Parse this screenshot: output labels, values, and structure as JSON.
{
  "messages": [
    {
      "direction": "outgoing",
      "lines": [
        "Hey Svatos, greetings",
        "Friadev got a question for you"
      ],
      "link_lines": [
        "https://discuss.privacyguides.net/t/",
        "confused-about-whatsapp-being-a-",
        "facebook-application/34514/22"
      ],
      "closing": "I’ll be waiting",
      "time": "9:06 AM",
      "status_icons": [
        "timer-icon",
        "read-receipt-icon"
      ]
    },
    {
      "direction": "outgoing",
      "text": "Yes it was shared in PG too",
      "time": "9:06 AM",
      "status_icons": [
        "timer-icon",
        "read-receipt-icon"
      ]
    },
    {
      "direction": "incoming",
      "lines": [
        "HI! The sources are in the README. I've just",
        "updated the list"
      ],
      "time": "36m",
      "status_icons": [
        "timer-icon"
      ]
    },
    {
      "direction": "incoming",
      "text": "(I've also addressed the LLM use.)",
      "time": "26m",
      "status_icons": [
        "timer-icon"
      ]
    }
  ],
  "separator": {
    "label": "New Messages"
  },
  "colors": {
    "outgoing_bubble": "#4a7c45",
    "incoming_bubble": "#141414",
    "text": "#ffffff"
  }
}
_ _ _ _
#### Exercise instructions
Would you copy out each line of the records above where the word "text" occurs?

#### Exercise answer
      "text": "Yes it was shared in PG too",
      "text": "(I've also addressed the LLM use.)",
    "text": "#ffffff"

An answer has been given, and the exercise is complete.